“It is very appropriate for mentors and mentees to discuss politics. And not just every few years. National elections are moments in history when political issues and the direction we want the country to go are on the minds of most Americans. If a mentee raises a topic in the news, the mentor should ask the young person what his/her opinion is on the issue and why. This helps the youth to clarify where they stand what they understand about the topic or might still need to learn. Listening to the mentee’s views also sends a message that his/her opinions are worthy of respect, that adults should pay attention and take those ideas seriously.”
But, as NYU professor, Niobe Way makes clear,
“Listening is not just simply about shutting up. It’s about engaging with people around their questions. Learning from someone else about the answers to your own questions. Valuing interpersonal curiosity. Seeing connection not just as connecting on social media, but actually allowing someone to be seen, and heard, and listened to.”
Regardless of whether mentors agree or disagree, as long as the exchange is respectful, political discussion is a way to deepen understanding. In fact, when mentors discuss political issues with their mentees, they can show that disagreements don’t have to divide us and that politics doesn’t have to be so bitter–that we can work together, despite our differences. As Flannagan notes,
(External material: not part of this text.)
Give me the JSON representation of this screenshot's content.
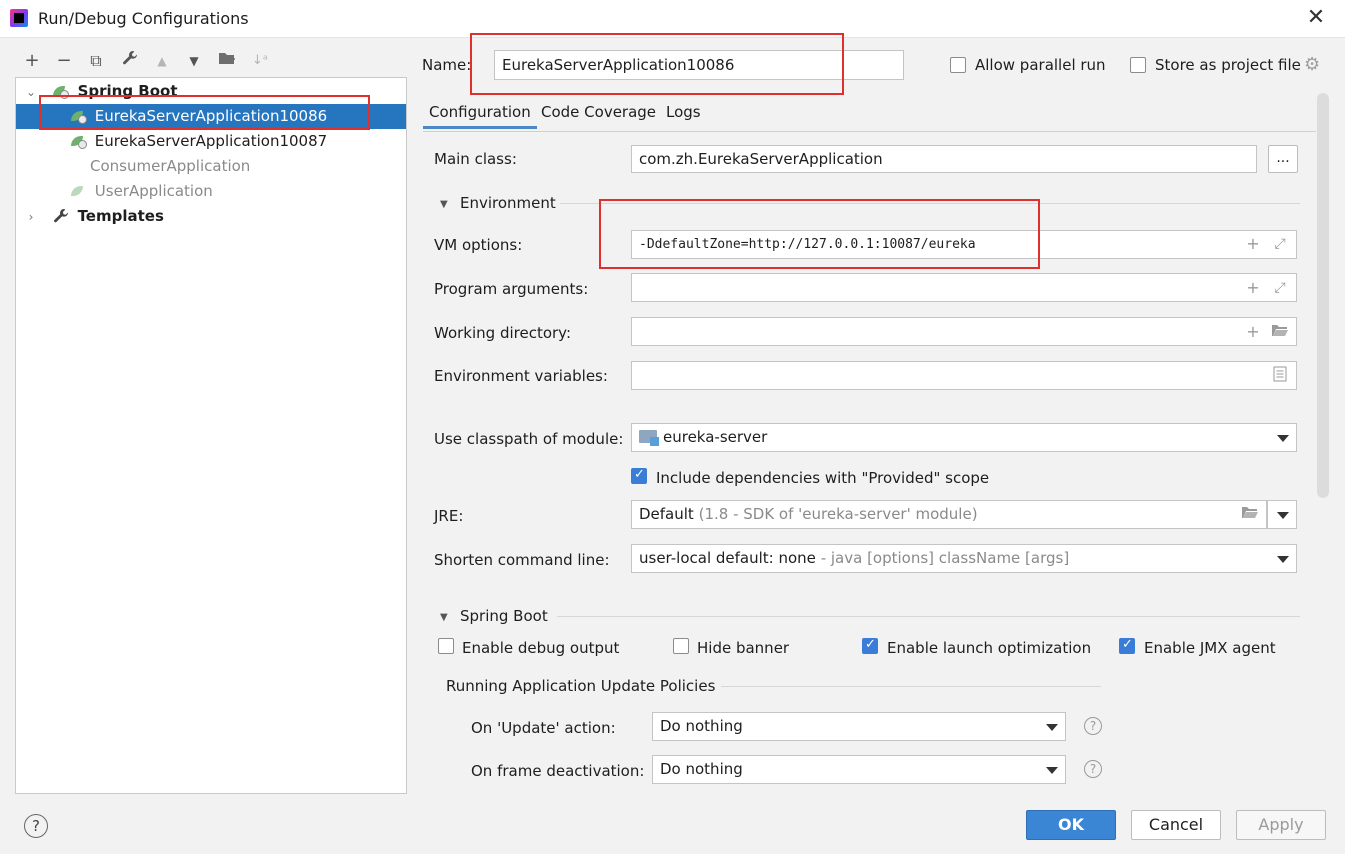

“If we want the younger generation to be informed and to vote when they’re old enough, we should engage with them in civil discussions of politics and current events when they are young.”
Of course, not all youth want or are ready to talk about these broader political or social justice issues. But, if the conditions are right, and if mentees and mentors are so inclined, mentoring relationships may provide a context in which youth can feel their voices heard and wrestle with complexity.